Currently, Kedumim is home to 700 families. For Segal andShilo, the goal of their visit to the United States is to seek financialassistance, encourage aliyah and educate.
“We hope to create awareness, especially now,” Segal said.
— Rachel Brand, Staff Writer
Wiesenthal Center Denounces TombDesecration
The Simon Wiesenthal Center has petitioned a United Nationsagency “to vigorously protest the barbaric desecration of Joseph’s Tomb” aftera group of Jewish chaplains found last week that the site “is now destroyed,the building cracked open with hammers, a huge hole in its dome and the gravelittered with trash and car parts.”
In a letter to Franceso Bandarin, director of the U.N. WorldHeritage Committee (WHC), Dr. Shimon Samuels, the Paris-based internationalliaison director of the Wiesenthal Center, also called for the condemnation ofthe Palestinian Authority for violating its commitment to respect the sacredsites of all religions.
Samuels noted, “In October 2000, under the pretext of theintifada that had been launched a few days earlier, Palestinian violencewillfully desecrated the tomb of the biblical patriarch in the vicinity ofNablus.
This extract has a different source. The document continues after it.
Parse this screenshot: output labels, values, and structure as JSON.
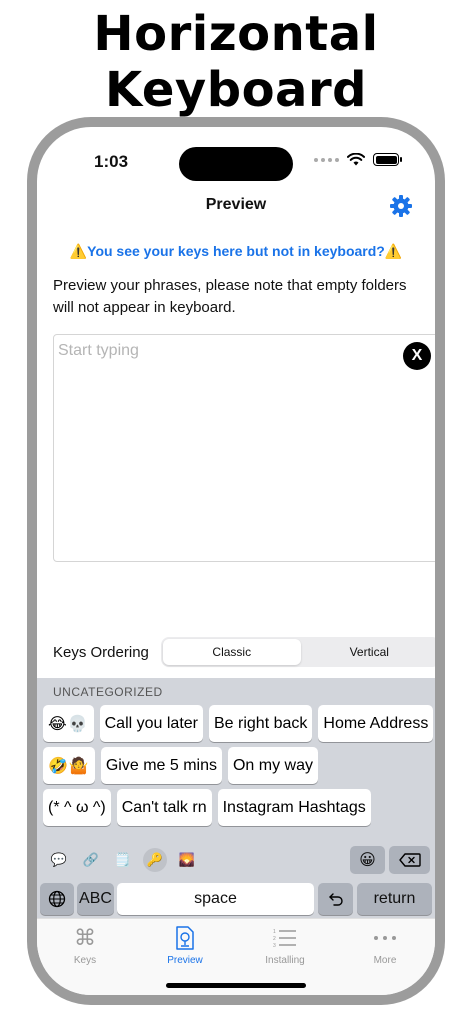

The compound was set on fire and sacred Hebrew texts were burned.”
Samuels also notified the WHC, which serves as the UnitedNations Educational, Scientific and Cultural Organization watchdog for theprotection of the world’s cultural sites and historic monuments, that”Palestinian claims that Joseph’s Tomb was also sacred to them have beenvividly discredited. We would have expected global expressions of outrage hadIslamic or Christian sites been deliberately vandalized.”
Recalling that the WHC had condemned the destruction by theTaliban of two giant Buddhist statues in Afghanistan, Samuels concluded that,”We would expect a similar condemnation of this new crime against culturalheritage.” — TT